By Zaylah Pearson-GoodPhotography by Cary Aloia
Scattered throughout vast agricultural fields, shrublands, grasslands, and meadows, are some of the San Luis Valley’s (SLV) most vulnerable and vital ecosystems. Wetlands, the transition ecosystems between upland and aquatic areas, filter pollutants and sediments from water and soils, acting like the kidneys of our planet.
These soggy, vibrant ecosystems also protect against major flooding events by absorbing excess water, slowing its velocity, storing it, and slowly releasing it back to the land.
Wetlands make our Valley more resilient against climate change by retaining carbon, creating buffers during wildfires, recharging the aquifer, and mitigating the impacts of...
By Amelia Stern

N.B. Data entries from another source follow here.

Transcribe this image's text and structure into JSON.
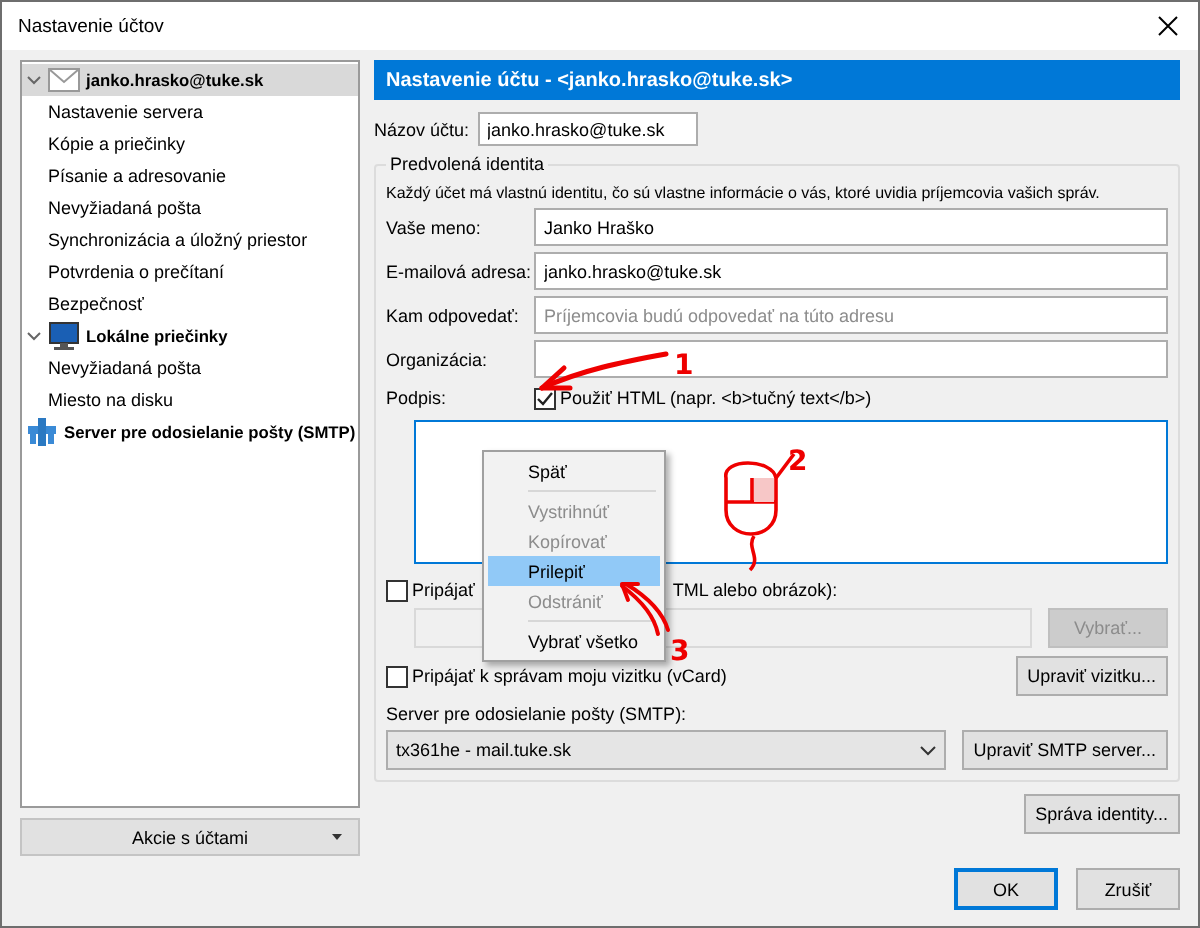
{
  "window": {
    "title": "Nastavenie účtov"
  },
  "sidebar": {
    "items": [
      {
        "label": "janko.hrasko@tuke.sk",
        "expanded": true,
        "selected": true,
        "children": [
          {
            "label": "Nastavenie servera",
            "selected": false
          },
          {
            "label": "Kópie a priečinky",
            "selected": false
          },
          {
            "label": "Písanie a adresovanie",
            "selected": false
          },
          {
            "label": "Nevyžiadaná pošta",
            "selected": false
          },
          {
            "label": "Synchronizácia a úložný priestor",
            "selected": false
          },
          {
            "label": "Potvrdenia o prečítaní",
            "selected": false
          },
          {
            "label": "Bezpečnosť",
            "selected": false
          }
        ]
      },
      {
        "label": "Lokálne priečinky",
        "expanded": true,
        "selected": false,
        "children": [
          {
            "label": "Nevyžiadaná pošta",
            "selected": false
          },
          {
            "label": "Miesto na disku",
            "selected": false
          }
        ]
      },
      {
        "label": "Server pre odosielanie pošty (SMTP)",
        "selected": false
      }
    ]
  },
  "account_actions": {
    "label": "Akcie s účtami"
  },
  "header": "Nastavenie účtu - <janko.hrasko@tuke.sk>",
  "account_name": {
    "label": "Názov účtu:",
    "value": "janko.hrasko@tuke.sk"
  },
  "identity": {
    "title": "Predvolená identita",
    "description": "Každý účet má vlastnú identitu, čo sú vlastne informácie o vás, ktoré uvidia príjemcovia vašich správ.",
    "fields": [
      {
        "label": "Vaše meno:",
        "value": "Janko Hraško"
      },
      {
        "label": "E-mailová adresa:",
        "value": "janko.hrasko@tuke.sk"
      },
      {
        "label": "Kam odpovedať:",
        "placeholder": "Príjemcovia budú odpovedať na túto adresu"
      },
      {
        "label": "Organizácia:"
      }
    ],
    "signature": {
      "label": "Podpis:",
      "html_checkbox": {
        "label": "Použiť HTML (napr. <b>tučný text</b>)",
        "checked": true
      }
    },
    "attach_file": {
      "label_start": "Pripájať",
      "label_end": "TML alebo obrázok):",
      "checked": false,
      "button": {
        "label": "Vybrať...",
        "disabled": true
      }
    },
    "attach_vcard": {
      "label": "Pripájať k správam moju vizitku (vCard)",
      "checked": false,
      "button": "Upraviť vizitku..."
    },
    "smtp": {
      "label": "Server pre odosielanie pošty (SMTP):",
      "value": "tx361he - mail.tuke.sk",
      "button": "Upraviť SMTP server..."
    }
  },
  "manage_identities": "Správa identity...",
  "buttons": [
    {
      "label": "OK",
      "default": true
    },
    {
      "label": "Zrušiť",
      "default": false
    }
  ],
  "context_menu": {
    "items": [
      {
        "kind": "item",
        "label": "Späť",
        "disabled": false,
        "selected": false
      },
      {
        "kind": "separator"
      },
      {
        "kind": "item",
        "label": "Vystrihnúť",
        "disabled": true,
        "selected": false
      },
      {
        "kind": "item",
        "label": "Kopírovať",
        "disabled": true,
        "selected": false
      },
      {
        "kind": "item",
        "label": "Prilepiť",
        "disabled": false,
        "selected": true
      },
      {
        "kind": "item",
        "label": "Odstrániť",
        "disabled": true,
        "selected": false
      },
      {
        "kind": "separator"
      },
      {
        "kind": "item",
        "label": "Vybrať všetko",
        "disabled": false,
        "selected": false
      }
    ]
  },
  "annotations": [
    {
      "kind": "arrow",
      "label": "1"
    },
    {
      "kind": "mouse",
      "label": "2"
    },
    {
      "kind": "arrow",
      "label": "3"
    }
  ]
}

Behavioral health issues, especially anxiety, alcohol use, and substance use disorders, rose dramatically as a result of the COVID-19 pandemic, and experts predict the numbers will only continue to rise — specifically in the San Luis Valley, where there are serious barriers to accessing much needed mental health care services.

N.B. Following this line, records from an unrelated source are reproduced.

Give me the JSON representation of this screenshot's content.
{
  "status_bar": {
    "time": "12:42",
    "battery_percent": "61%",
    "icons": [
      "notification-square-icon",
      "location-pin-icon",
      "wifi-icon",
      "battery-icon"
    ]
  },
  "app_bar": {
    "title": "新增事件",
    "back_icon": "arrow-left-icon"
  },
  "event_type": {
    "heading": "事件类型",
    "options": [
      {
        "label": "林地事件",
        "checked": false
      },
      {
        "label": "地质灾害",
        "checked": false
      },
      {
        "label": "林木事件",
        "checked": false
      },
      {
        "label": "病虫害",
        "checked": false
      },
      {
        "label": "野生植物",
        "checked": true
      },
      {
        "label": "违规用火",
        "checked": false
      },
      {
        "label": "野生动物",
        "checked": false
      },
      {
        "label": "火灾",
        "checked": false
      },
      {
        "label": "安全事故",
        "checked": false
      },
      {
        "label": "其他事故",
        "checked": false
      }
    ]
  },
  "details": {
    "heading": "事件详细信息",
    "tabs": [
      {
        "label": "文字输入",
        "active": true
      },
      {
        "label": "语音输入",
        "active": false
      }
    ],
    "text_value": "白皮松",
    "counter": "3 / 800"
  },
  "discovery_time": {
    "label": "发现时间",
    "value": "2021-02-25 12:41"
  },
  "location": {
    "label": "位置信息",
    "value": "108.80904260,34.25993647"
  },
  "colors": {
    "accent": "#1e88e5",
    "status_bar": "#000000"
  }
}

According to the most recently published Colorado Health Access Survey (CHAS) conducted by the Colorado Health Institute (CHI), more than 24 percent of residents living in Alamosa, Conejos, Costilla, Mineral, Rio Grande, and Saguache Counties reported poor mental health, but only 16 percent talked to a mental...